### Dataset rows for apps and sites:
Content starts
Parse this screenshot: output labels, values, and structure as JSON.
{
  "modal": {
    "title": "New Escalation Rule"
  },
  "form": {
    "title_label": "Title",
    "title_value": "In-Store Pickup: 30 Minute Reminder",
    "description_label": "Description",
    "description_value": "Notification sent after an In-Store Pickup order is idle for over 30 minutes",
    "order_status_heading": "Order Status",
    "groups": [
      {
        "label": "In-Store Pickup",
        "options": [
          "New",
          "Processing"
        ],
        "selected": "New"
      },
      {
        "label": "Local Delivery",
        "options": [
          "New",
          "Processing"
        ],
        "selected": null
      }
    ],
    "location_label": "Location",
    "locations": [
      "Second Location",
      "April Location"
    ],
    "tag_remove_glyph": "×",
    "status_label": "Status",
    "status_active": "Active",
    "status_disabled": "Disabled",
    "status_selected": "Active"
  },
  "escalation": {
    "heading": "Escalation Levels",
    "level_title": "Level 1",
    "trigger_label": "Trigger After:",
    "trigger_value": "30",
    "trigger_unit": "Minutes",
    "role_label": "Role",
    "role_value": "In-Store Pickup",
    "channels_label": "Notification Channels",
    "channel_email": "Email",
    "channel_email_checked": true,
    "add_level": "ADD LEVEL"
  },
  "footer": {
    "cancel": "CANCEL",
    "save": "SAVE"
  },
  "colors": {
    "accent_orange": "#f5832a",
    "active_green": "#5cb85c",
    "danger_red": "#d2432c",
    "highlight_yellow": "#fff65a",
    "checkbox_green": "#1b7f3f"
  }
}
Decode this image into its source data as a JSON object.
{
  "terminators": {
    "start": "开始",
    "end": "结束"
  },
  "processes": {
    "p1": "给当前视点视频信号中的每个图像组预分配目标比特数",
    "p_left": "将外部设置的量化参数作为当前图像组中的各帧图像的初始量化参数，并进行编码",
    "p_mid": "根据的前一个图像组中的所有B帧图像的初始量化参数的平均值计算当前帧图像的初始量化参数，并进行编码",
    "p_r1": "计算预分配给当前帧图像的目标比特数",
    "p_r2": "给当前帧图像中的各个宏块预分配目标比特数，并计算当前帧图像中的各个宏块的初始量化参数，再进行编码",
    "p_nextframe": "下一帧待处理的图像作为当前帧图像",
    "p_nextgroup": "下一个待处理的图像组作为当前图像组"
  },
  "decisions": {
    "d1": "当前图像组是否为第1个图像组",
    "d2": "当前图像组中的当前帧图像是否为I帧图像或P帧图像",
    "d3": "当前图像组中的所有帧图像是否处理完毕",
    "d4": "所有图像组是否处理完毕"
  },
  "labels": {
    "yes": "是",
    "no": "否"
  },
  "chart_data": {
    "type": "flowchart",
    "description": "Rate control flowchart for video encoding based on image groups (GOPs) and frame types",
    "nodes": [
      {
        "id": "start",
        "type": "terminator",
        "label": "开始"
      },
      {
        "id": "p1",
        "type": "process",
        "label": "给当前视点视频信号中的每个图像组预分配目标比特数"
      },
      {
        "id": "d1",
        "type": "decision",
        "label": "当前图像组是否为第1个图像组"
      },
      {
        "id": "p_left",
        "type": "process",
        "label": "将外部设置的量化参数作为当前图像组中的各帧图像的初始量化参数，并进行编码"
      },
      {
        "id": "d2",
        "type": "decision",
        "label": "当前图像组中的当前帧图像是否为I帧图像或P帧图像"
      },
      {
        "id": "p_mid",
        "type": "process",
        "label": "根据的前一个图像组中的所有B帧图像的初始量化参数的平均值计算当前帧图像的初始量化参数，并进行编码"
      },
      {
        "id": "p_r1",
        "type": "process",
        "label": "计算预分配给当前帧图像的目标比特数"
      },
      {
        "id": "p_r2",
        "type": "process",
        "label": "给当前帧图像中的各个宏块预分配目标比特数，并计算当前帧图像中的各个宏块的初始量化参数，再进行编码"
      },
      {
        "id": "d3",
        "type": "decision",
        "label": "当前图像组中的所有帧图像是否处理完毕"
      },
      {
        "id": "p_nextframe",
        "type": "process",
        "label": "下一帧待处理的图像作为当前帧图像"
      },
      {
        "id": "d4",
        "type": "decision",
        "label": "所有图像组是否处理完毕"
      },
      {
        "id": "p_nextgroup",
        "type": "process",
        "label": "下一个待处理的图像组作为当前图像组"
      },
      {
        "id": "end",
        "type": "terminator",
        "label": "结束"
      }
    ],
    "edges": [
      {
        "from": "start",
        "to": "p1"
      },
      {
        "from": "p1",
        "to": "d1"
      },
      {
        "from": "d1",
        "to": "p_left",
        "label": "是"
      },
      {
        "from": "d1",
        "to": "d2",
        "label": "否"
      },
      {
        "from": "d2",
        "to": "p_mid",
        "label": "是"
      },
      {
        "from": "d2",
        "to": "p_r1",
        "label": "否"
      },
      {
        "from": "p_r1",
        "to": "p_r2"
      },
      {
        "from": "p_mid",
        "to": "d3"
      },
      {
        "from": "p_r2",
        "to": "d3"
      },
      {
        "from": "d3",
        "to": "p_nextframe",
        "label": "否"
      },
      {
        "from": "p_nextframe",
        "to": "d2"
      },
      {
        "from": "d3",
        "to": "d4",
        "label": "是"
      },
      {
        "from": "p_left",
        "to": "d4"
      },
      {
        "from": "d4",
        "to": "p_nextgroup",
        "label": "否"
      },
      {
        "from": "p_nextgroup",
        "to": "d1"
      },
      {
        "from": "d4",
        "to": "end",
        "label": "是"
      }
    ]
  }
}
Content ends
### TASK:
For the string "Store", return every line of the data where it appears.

### SOLUTION:
    "title_value": "In-Store Pickup: 30 Minute Reminder",
    "description_value": "Notification sent after an In-Store Pickup order is idle for over 30 minutes",
        "label": "In-Store Pickup",
    "role_value": "In-Store Pickup",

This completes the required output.